The Saint Leo baseball program just experienced its first losing season since 2012 — a mark newly named head coach Rick O’ Dette looks to quickly reverse.
Throughout the 2016-2017 season, the Lions fared well at the plate (.320 team batting average, 6.6 runs per game), but struggled mightily on the mound (6.56 team ERA, 73 home runs allowed).
The Lions’ 23-26 record (8-16 Sunshine State Conference), can partially be blamed on a rash of injuries and a lack of depth.
“Obviously, last year they had a lot of injuries on the mound, so we’re just trying to evaluate the health of each guy, and then our needs. So, getting the pitching staff healthy and adding some depth to it is our first priority,” O’ Dette said, analyzing last year’s team.

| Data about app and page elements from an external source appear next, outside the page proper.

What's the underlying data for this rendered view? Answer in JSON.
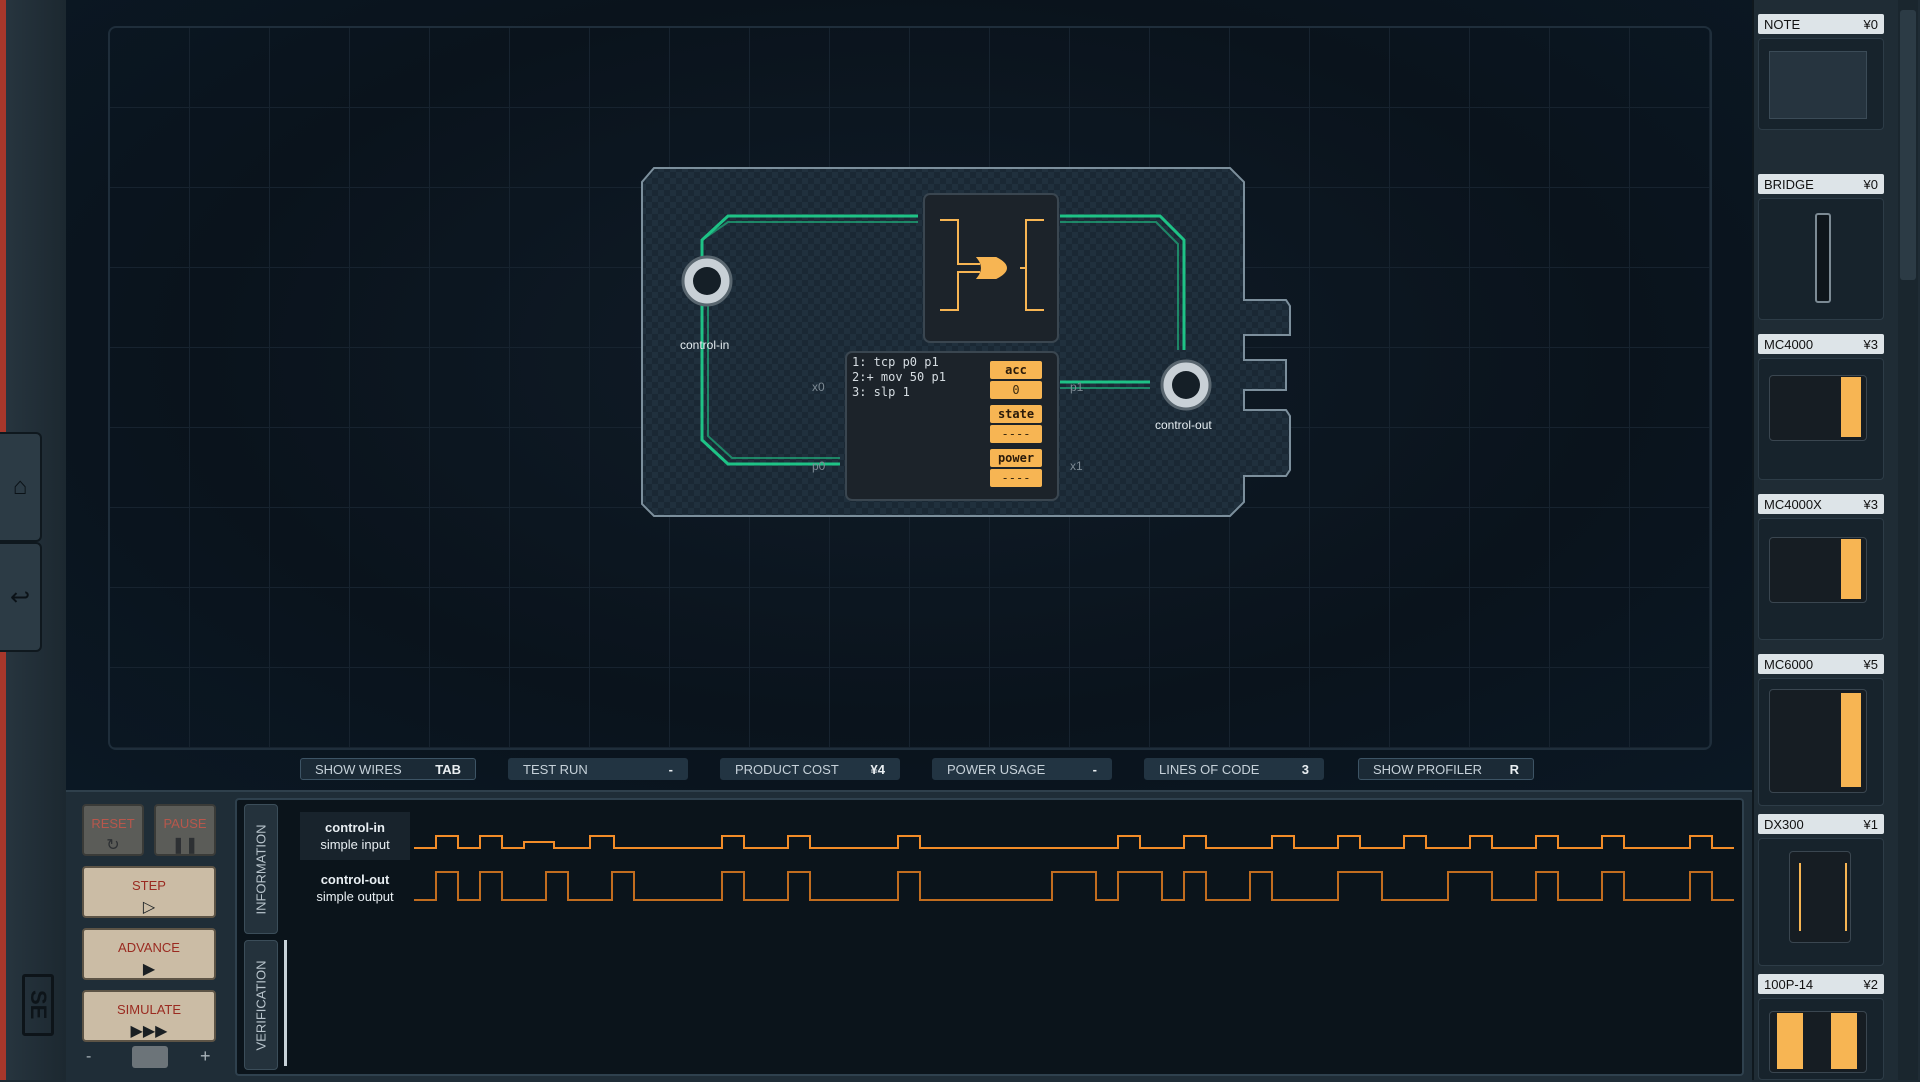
{
  "nav": {
    "home_icon": "home-icon",
    "undo_icon": "undo-icon",
    "logo": "SE"
  },
  "board": {
    "input_label": "control-in",
    "output_label": "control-out",
    "pins": {
      "x0": "x0",
      "p0": "p0",
      "p1": "p1",
      "x1": "x1"
    },
    "code": [
      "1:  tcp p0 p1",
      "2:+ mov 50 p1",
      "3:  slp 1"
    ],
    "registers": [
      {
        "name": "acc",
        "value": "0"
      },
      {
        "name": "state",
        "value": "----"
      },
      {
        "name": "power",
        "value": "----"
      }
    ],
    "colors": {
      "wire": "#1fd38f",
      "register": "#f7b553"
    }
  },
  "toolbar": {
    "show_wires": {
      "label": "SHOW WIRES",
      "key": "TAB"
    },
    "test_run": {
      "label": "TEST RUN",
      "key": "-"
    },
    "product_cost": {
      "label": "PRODUCT COST",
      "value": "¥4"
    },
    "power_usage": {
      "label": "POWER USAGE",
      "value": "-"
    },
    "lines_of_code": {
      "label": "LINES OF CODE",
      "value": "3"
    },
    "show_profiler": {
      "label": "SHOW PROFILER",
      "key": "R"
    }
  },
  "controls": {
    "reset": "RESET",
    "pause": "PAUSE",
    "step": "STEP",
    "advance": "ADVANCE",
    "simulate": "SIMULATE",
    "minus": "-",
    "plus": "+"
  },
  "tabs": {
    "information": "INFORMATION",
    "verification": "VERIFICATION"
  },
  "signals": [
    {
      "name": "control-in",
      "type": "simple input"
    },
    {
      "name": "control-out",
      "type": "simple output"
    }
  ],
  "parts": [
    {
      "name": "NOTE",
      "cost": "¥0"
    },
    {
      "name": "BRIDGE",
      "cost": "¥0"
    },
    {
      "name": "MC4000",
      "cost": "¥3"
    },
    {
      "name": "MC4000X",
      "cost": "¥3"
    },
    {
      "name": "MC6000",
      "cost": "¥5"
    },
    {
      "name": "DX300",
      "cost": "¥1"
    },
    {
      "name": "100P-14",
      "cost": "¥2"
    }
  ]
}
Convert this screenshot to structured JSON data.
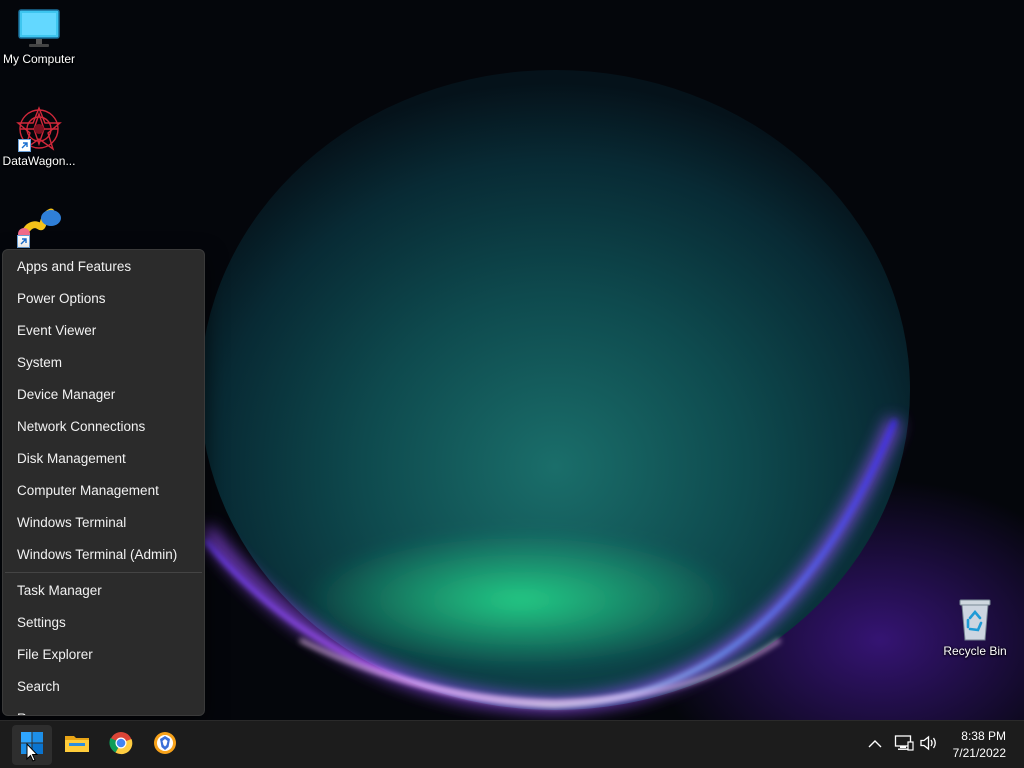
{
  "desktop": {
    "icons": [
      {
        "label": "My Computer",
        "icon": "monitor-icon"
      },
      {
        "label": "DataWagon...",
        "icon": "datawagon-logo-icon"
      },
      {
        "label": "",
        "icon": "app-shortcut-icon"
      },
      {
        "label": "Recycle Bin",
        "icon": "recycle-bin-icon"
      }
    ]
  },
  "context_menu": {
    "group1": [
      "Apps and Features",
      "Power Options",
      "Event Viewer",
      "System",
      "Device Manager",
      "Network Connections",
      "Disk Management",
      "Computer Management",
      "Windows Terminal",
      "Windows Terminal (Admin)"
    ],
    "group2": [
      "Task Manager",
      "Settings",
      "File Explorer",
      "Search",
      "Run"
    ]
  },
  "taskbar": {
    "pinned": [
      "windows-start-icon",
      "file-explorer-icon",
      "chrome-icon",
      "brave-browser-icon"
    ],
    "tray": [
      "chevron-up-icon",
      "network-icon",
      "volume-icon"
    ],
    "clock": {
      "time": "8:38 PM",
      "date": "7/21/2022"
    }
  },
  "colors": {
    "menu_bg": "#2b2b2b",
    "taskbar_bg": "#1c1c1c",
    "accent": "#0078d4"
  }
}
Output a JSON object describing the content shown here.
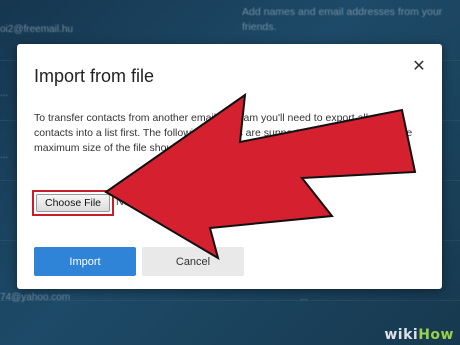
{
  "background": {
    "tip_text": "Add names and email addresses from your friends.",
    "email_fragment": "oi2@freemail.hu",
    "fragments": [
      "...",
      "...",
      "74@yahoo.com",
      "..."
    ]
  },
  "dialog": {
    "title": "Import from file",
    "close_glyph": "✕",
    "description": "To transfer contacts from another email program you'll need to export all your contacts into a list first. The following formats are supported: csv, vcf formats. The maximum size of the file should not exceed 1 MB.",
    "choose_file_label": "Choose File",
    "no_file_text": "No file chosen",
    "import_label": "Import",
    "cancel_label": "Cancel"
  },
  "colors": {
    "accent_blue": "#2f84d8",
    "highlight_red": "#c81e2a",
    "arrow_red": "#d5202f"
  },
  "watermark": {
    "prefix": "wiki",
    "suffix": "How"
  }
}
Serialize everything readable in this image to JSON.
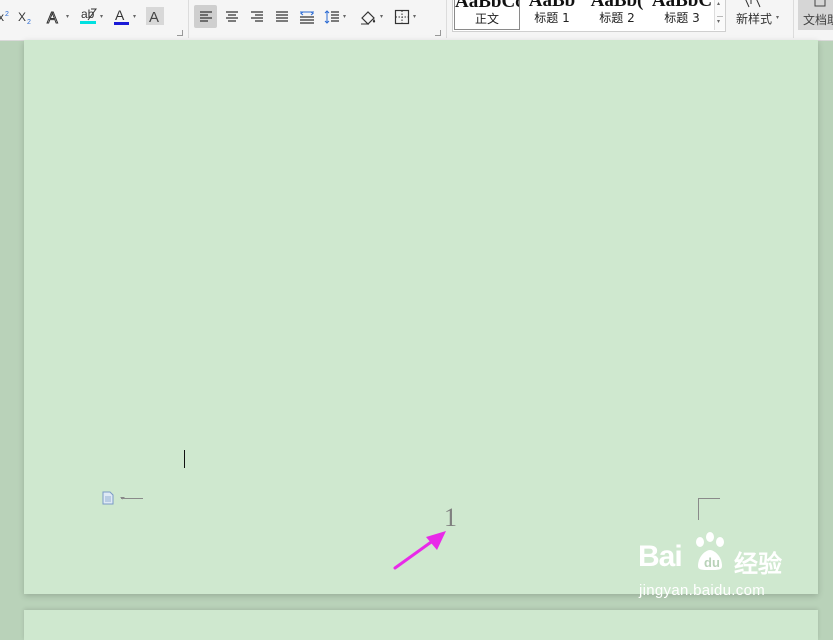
{
  "ribbon": {
    "styles": [
      {
        "preview": "AaBbCcDd",
        "label": "正文",
        "active": true
      },
      {
        "preview": "AaBb",
        "label": "标题 1",
        "active": false
      },
      {
        "preview": "AaBb(",
        "label": "标题 2",
        "active": false
      },
      {
        "preview": "AaBbC",
        "label": "标题 3",
        "active": false
      }
    ],
    "new_style_label": "新样式",
    "doc_button_label": "文档助"
  },
  "document": {
    "page_number": "1"
  },
  "watermark": {
    "brand": "Bai",
    "brand_cn": "经验",
    "url": "jingyan.baidu.com"
  }
}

Besides strengthening the pitching staff, creating positional stability — particularly at catcher— is another initial focus for O’ Dette and his new staff.
“There’s only one catcher on the roster, so our next thing is to find two catchers that can come in. Ideally, one older, transfer type guy and one high school type,” he explained.
Just a few reinforcements could make a drastic difference, considering the team lost five games by just one run.
Saint Leo appears to have a workable nucleus, led by outfielder/third baseman Dylan Harris, a Land O’ Lakes High School graduate who paced the team in batting average (.448), on-base percentage (.472), hits (99) doubles (20) and stolen bases (15).
Other expected key returnees on offense include rising juniors Brett Coffel (.297 average, seven home runs, 28 RBIs) and Derek Gibree (.323 average, 23 RBIs, nine steals), and seniors Lane Stancil (.317 average, eight doubles, 17 RBIs) and Chase Turner (.323 average, seven doubles, 23 RBIs).
Moreover, the pitching staff — if healthy — has a decent base, and figures to be anchored by a pair of seniors in lefty Tyler Bauman (4.75 ERA, 81 strikeouts in 85.1 innings) and righty Oscar Gordillo (4.26 ERA, 25 strikeouts in 31.2 innings).
An early signing recruiting class highlighted by former Land O’ Lakes High ace McCabe Sargent should help, too.
The 6-foot-2, 190-pound right-hander displayed one of the top arms in Pasco County last season, recording a 1.97 ERA and 84 strikeouts in 67. 2 innings; he also exhibited an elite bat, posting a .455 batting average with four home runs and 28 RBIs.
Meanwhile, O’ Dette will look to bolster Saint Leo’s roster by pursuing prospects from the high school and junior college ranks, as well as utilizing the Division I and Division II transfer market.
Though much of his recruiting ties span major cities such as Chicago and Indianapolis, and states including Ohio, Michigan and Wisconsin, O’ Dette will first strive to make inroads within the Tampa Bay region — a collective “hotbed” of baseball talent.
“Our goal is to try to get the best player we can out of that area at first, and then try to expand if we need to get the rest,” he explained. “There’s a lot of really good baseball in (Florida), and we’re excited to get with those guys.
“We’re going to use every resource we can, no matter where they’re from,“ he added. “The idea is we can sell the weather; the next step, obviously, is to sell the education and the baseball.”
Once on campus, the Lions’ new skipper will meet face-to-face with current players, and begin to lay the groundwork for his program, which emphasizes a team-based culture.
Perhaps more than ever that can be a challenge, especially with the proliferation of travel ball, baseball showcases, social media and other distractions.
“You’ve got to care about who else is on your team, before you can win,” O’ Dette explained. “I think if you put (players) in the right setting and they trust the coaching staff, you can get them to buy into what you’re trying to do from a team concept; I think kids will do anything you ask them to do, if you get them to trust you.”
He added: “If you put some structure up there and get them to work within some guidelines, usually you’ll have some success.”
Historically, O’ Dette’s rosters at Saint Joseph’s College of Indiana featured “an exciting style of play” predicated on pitching and being “middle strong” defensively — largely the catcher, second base, shortstop and center field positions.
“You’ve got to be able to pick the ball up, and you’ve got to be able to throw strikes,” he said.
“We like to run when we have the right team, and we’ll make adjustments as needed, to make sure that we’re not stuck in one system with the wrong type of player, especially in the first couple of years.”
Published June 28, 2017